With the weight loaded to the anterior of the abdomen, the Zecher Lunge improves core stabilization and neutral spine positioning during the movement. A braced spine and tight core are two other elements to improve lunge mechanics. Study Manisha’s demo which emphasizes the hip hinge position and keeps the exerciser from hyperextending the lower back that may result in an overly upright posture.
A correctly executed Zercher Lunge also significantly loads the hip joint of the leading leg. It is perhaps the single most effective weighted lunge and split squat variation in this regard. Many lifters place too much weight onto the quads and knee of the leading leg by allowing the hip and knee of that front leg to travel forward. While some lunge variations allow this “play”, it is virtually impossible with the Zercher Lunges as the exerciser will be pulled over by the front loading. In sum. the Zercher Lunge teaches the lifter to load the front hip while maintaining a “calibrated” forward lean and hip hinget throughout the range of movement.
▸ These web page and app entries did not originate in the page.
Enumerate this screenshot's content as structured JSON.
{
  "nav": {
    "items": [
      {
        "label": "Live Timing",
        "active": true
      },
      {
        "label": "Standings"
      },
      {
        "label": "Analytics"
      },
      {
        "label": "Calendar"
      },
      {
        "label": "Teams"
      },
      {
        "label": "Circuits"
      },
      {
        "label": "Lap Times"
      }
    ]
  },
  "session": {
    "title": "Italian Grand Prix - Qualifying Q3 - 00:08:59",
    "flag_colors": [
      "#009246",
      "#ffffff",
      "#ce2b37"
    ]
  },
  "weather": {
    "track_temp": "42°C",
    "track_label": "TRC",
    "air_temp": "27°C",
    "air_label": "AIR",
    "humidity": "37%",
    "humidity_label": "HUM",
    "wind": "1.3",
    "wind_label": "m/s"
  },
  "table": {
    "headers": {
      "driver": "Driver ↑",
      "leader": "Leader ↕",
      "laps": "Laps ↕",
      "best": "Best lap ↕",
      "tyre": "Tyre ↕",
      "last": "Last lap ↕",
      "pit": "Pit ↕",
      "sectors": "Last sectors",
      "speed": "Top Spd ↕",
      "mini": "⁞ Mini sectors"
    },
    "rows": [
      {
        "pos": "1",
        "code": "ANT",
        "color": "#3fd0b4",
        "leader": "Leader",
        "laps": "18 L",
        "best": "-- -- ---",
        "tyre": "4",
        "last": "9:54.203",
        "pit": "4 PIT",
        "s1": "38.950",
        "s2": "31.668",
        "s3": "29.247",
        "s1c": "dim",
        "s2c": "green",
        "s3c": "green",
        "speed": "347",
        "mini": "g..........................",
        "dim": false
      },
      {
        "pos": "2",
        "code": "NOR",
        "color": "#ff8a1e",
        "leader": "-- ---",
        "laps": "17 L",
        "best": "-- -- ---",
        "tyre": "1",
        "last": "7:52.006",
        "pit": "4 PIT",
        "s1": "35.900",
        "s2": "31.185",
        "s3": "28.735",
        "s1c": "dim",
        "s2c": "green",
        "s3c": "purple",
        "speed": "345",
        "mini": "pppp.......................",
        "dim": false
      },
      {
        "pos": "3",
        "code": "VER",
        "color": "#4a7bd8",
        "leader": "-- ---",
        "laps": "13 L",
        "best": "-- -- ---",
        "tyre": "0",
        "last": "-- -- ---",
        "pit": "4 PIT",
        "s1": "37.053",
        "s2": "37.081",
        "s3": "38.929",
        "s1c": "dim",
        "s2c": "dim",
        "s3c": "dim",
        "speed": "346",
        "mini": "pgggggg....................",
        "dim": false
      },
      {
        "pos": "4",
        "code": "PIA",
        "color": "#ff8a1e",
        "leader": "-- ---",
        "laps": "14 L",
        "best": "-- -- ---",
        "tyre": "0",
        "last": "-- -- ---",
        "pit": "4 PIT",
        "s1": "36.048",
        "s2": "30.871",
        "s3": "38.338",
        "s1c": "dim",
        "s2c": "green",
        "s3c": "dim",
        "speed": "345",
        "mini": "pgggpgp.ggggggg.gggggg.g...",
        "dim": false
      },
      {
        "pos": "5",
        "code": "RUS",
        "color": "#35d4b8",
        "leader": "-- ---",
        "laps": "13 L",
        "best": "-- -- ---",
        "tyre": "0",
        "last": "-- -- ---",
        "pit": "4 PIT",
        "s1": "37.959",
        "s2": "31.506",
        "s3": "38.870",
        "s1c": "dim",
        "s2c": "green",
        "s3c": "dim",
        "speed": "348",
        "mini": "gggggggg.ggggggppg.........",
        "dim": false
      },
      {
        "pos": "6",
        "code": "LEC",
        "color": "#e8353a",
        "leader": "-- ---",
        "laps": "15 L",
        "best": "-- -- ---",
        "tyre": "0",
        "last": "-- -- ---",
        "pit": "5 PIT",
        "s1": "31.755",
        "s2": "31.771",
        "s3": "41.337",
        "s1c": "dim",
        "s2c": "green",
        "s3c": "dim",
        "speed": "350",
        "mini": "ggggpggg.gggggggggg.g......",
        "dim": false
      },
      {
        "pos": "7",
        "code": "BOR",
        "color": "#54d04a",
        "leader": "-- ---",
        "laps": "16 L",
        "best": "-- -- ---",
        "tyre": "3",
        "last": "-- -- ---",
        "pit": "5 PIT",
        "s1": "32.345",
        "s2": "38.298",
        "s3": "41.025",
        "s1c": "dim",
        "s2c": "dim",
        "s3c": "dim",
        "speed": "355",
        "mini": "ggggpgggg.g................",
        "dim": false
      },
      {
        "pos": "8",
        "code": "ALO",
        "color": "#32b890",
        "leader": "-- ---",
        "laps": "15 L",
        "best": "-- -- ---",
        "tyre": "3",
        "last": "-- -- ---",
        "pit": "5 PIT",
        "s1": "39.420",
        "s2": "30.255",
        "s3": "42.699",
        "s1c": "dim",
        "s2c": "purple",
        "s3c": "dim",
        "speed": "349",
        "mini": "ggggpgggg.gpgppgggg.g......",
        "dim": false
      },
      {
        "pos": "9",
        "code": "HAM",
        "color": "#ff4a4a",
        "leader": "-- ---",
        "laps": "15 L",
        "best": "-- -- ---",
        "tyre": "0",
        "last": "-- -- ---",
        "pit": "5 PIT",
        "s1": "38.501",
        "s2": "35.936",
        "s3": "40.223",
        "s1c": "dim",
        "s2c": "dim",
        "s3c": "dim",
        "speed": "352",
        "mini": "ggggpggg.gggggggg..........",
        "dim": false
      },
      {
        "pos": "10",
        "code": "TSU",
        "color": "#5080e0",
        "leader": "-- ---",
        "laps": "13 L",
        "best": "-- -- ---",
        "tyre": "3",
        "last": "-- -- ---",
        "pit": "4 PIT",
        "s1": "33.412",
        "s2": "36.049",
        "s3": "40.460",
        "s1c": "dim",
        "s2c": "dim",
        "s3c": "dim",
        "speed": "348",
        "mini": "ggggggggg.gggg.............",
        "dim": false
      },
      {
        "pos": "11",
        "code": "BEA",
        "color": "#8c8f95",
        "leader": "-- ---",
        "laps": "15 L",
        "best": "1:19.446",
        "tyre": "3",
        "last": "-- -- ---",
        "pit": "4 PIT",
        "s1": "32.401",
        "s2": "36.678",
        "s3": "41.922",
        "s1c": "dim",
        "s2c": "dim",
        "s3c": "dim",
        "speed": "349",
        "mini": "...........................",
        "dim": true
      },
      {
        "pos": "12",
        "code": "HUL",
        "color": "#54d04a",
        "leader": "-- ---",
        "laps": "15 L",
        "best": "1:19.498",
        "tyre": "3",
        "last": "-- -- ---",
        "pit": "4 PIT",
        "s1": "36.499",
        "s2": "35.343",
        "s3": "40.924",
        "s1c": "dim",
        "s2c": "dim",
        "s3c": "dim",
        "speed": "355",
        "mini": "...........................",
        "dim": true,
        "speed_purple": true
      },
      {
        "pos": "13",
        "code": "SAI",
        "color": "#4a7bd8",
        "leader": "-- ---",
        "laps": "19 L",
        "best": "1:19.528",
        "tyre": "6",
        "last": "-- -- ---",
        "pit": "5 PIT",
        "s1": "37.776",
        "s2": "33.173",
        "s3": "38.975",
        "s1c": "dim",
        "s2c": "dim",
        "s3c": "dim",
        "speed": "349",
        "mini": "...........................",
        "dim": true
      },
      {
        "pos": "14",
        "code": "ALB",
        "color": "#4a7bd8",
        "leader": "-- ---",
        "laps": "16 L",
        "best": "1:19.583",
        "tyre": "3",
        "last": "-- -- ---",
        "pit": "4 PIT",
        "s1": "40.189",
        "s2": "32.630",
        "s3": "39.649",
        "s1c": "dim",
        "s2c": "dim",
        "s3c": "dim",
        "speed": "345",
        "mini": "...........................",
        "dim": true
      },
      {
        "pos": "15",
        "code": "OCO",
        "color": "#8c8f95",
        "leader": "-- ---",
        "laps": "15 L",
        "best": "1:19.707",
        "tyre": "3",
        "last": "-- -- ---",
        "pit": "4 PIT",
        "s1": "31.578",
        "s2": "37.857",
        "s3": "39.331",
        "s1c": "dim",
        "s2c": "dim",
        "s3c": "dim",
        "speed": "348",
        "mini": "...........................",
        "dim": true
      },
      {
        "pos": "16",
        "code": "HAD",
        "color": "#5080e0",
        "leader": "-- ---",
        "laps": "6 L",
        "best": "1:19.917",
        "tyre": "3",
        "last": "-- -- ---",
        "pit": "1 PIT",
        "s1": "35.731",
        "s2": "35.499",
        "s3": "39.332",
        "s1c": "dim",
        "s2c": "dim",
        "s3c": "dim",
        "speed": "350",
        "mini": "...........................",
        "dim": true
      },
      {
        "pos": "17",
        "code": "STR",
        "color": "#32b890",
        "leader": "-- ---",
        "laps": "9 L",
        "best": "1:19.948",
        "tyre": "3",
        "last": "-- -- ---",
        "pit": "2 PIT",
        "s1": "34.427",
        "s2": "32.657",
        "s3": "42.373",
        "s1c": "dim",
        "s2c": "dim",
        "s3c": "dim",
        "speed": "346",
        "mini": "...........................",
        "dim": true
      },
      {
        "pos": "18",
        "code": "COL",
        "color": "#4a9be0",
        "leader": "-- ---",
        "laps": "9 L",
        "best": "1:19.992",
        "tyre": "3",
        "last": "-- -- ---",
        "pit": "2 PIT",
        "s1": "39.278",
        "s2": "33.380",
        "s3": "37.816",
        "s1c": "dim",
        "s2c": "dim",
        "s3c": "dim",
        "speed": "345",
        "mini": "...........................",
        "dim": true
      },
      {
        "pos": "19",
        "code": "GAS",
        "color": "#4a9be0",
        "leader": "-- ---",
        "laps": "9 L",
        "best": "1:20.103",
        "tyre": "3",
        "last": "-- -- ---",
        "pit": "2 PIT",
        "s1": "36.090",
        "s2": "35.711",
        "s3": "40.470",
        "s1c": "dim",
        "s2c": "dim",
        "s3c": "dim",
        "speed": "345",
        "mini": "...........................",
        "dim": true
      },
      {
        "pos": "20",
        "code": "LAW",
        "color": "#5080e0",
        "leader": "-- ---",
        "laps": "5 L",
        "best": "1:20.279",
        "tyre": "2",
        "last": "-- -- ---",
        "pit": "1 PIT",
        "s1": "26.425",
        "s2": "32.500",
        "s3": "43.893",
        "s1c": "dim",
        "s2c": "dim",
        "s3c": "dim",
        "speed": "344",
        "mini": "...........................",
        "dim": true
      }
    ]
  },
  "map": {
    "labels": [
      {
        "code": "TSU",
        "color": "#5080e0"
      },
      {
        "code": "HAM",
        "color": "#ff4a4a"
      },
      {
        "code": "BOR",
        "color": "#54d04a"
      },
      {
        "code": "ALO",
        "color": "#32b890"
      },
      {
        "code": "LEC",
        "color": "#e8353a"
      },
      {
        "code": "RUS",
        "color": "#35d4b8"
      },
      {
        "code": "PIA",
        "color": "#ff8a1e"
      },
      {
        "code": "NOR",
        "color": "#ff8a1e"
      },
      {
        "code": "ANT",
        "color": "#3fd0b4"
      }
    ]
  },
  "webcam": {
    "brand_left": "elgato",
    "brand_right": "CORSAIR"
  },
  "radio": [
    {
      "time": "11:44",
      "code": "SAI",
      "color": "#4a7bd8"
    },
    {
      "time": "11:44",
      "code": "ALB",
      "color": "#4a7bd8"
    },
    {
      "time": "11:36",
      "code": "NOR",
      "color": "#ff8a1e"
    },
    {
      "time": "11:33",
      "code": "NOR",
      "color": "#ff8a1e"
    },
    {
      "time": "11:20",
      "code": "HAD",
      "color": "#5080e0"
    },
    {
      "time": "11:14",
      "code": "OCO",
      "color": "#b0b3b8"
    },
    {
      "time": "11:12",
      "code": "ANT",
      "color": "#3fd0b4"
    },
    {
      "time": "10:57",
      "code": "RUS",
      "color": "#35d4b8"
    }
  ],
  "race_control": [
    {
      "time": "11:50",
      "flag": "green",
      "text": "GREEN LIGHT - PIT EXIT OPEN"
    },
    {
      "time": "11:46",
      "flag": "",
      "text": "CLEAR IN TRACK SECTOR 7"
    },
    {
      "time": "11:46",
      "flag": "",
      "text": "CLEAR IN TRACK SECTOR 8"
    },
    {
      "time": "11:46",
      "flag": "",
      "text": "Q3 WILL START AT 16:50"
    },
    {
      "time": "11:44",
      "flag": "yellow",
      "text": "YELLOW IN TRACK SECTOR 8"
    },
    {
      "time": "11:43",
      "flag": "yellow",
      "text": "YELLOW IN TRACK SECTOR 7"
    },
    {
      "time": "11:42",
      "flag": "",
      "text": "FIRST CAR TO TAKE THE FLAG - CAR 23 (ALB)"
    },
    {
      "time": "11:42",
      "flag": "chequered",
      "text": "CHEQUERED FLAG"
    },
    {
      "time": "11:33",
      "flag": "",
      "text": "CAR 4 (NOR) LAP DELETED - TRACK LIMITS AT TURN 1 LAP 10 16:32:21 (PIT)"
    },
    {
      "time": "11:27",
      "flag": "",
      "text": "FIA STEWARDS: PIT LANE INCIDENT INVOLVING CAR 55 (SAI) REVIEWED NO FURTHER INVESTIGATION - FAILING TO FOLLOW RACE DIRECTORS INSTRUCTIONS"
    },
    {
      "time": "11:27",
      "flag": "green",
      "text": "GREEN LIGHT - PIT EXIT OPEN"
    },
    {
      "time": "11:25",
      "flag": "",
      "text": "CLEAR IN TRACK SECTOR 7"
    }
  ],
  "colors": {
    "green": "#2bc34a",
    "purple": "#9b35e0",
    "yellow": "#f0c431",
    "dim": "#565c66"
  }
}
Although the loading parameters make the Zercher lunge relatively difficult to implement with heavy loads, even lighter weights will cause the entire lower body including the glutes, quads, and hamstrings to receive intense stimulation. Several sets of 5-8 repetitions will more than suffice for crushing your legs and correcting your lunge and split squat technique. Super-setting these with plank variations can also help reinforce a tight core and rigid spine.
By the way, the heaviest Zercher Squat is 289.21 kg (637.61 lbs) Herbert White III (USA) on 10 March 2019. There is a whole lot of Zercher Lifts’ records waiting to be broken .. you interested to break them?!
Do let us know! Let’s share the joy of weight training!